At the time I wrote this article, there had been a couple of online articles about faked (or Photoshopped) photographs, especially ones used by reputable news organizations. I decided to take a look and do some research about how it was possible to detect faked photographs, especially those that are not really obviously done. The obvious fakes are, well, obvious, and funny, to boot.
Pretty quickly I was led to the research of Professor Hany Farid, who seems to be the expert on image forensics. His various papers are quite fascinating to read, although I warn you some are behind paywalls.
When I mentioned the topic to my editor Alex Cox before writing the article, he came up with the brilliant idea of sending me a couple of images he’d taken, Photoshopped with the intent of seeing whether I could find out what had been altered in each. I used an online tool called Error Level Analysis (sadly no longer active. although FotoForensics seems to have taken on the mantle) written by Dr Neal Krawetz to test the provided images, as well as an image I’d taken so that I had a baseline. I’d have to say the results weren’t that obvious and more than a little ambiguous. (For the score: I’d spotted all the alterations to the Stourhead photo, but missed one in the Pulteney Bridge image. Can you find what I missed?)
(For convenience, here are the links to images mentioned in the article:
I will also note that just recently there was another kerfuffle over a faked photo from a war zone, this time in Syria.)
This article first appeared in issue 307, May 2011.
You can read the PDF here.

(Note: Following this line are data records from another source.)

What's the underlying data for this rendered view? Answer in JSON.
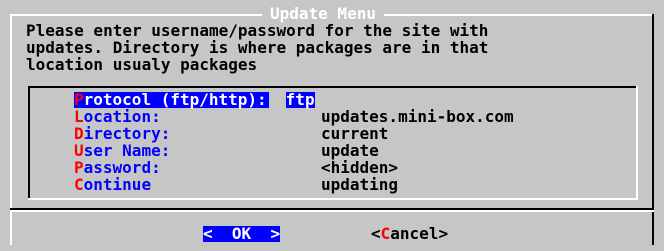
{
  "dialog": {
    "title": "Update Menu",
    "description": [
      "Please enter username/password for the site with",
      "updates. Directory is where packages are in that",
      "location usualy packages"
    ]
  },
  "menu": {
    "items": [
      {
        "hotkey": "P",
        "label": "rotocol (ftp/http):",
        "value": "ftp",
        "selected": true
      },
      {
        "hotkey": "L",
        "label": "ocation:",
        "value": "updates.mini-box.com",
        "selected": false
      },
      {
        "hotkey": "D",
        "label": "irectory:",
        "value": "current",
        "selected": false
      },
      {
        "hotkey": "U",
        "label": "ser Name:",
        "value": "update",
        "selected": false
      },
      {
        "hotkey": "P",
        "label": "assword:",
        "value": "<hidden>",
        "selected": false
      },
      {
        "hotkey": "C",
        "label": "ontinue",
        "value": "updating",
        "selected": false
      }
    ]
  },
  "buttons": {
    "ok": {
      "left": "<",
      "hotkey": "",
      "label": "  OK  ",
      "right": ">"
    },
    "cancel": {
      "left": "<",
      "hotkey": "C",
      "label": "ancel",
      "right": ">"
    }
  },
  "colors": {
    "background": "#c6c6c6",
    "title": "#ffffff",
    "accent_blue": "#0000ff",
    "hotkey_red": "#ff0000",
    "text": "#000000"
  }
}
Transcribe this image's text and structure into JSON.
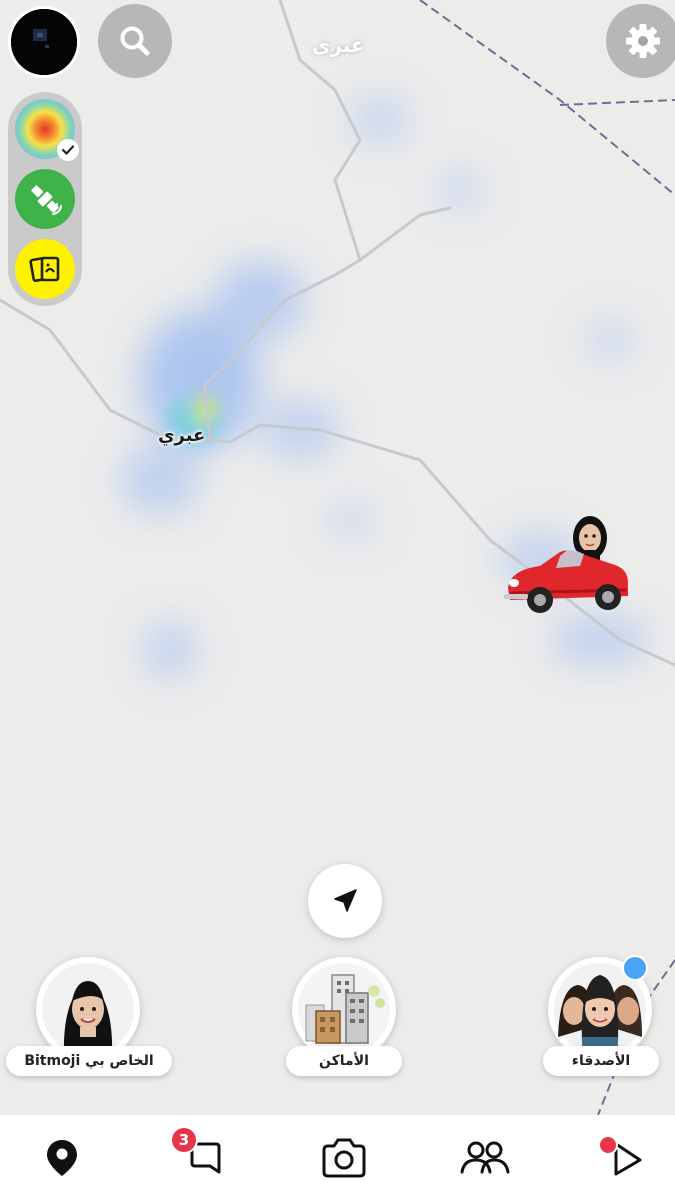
{
  "map": {
    "top_place_label": "عبري",
    "city_label": "عبري"
  },
  "header": {
    "search_icon": "search-icon",
    "settings_icon": "gear-icon"
  },
  "layers": [
    {
      "name": "heatmap",
      "icon": "heatmap-icon",
      "selected": true
    },
    {
      "name": "satellite",
      "icon": "satellite-icon",
      "selected": false
    },
    {
      "name": "memories",
      "icon": "memories-cards-icon",
      "selected": false
    }
  ],
  "tiles": {
    "bitmoji_label": "Bitmoji الخاص بي",
    "places_label": "الأماكن",
    "friends_label": "الأصدقاء"
  },
  "tabbar": {
    "chat_badge": "3",
    "tabs": [
      "map-pin-icon",
      "chat-icon",
      "camera-icon",
      "friends-icon",
      "stories-play-icon"
    ]
  },
  "colors": {
    "accent_red": "#e8354a",
    "layer_green": "#3fb34a",
    "layer_yellow": "#fff200",
    "notify_blue": "#4aa3f5"
  }
}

(I write a monthly column for PCPlus, a computer news-views-n-reviews magazine in the UK (actually there are thirteen issues a year — there's an Xmas issue as well — so it's a bit more than monthly). The column is called Theory Workshop and appears in the Make It section of the magazine. When I signed up, my editor and the magazine were gracious enough to allow me to reprint the articles here after say a year or so.)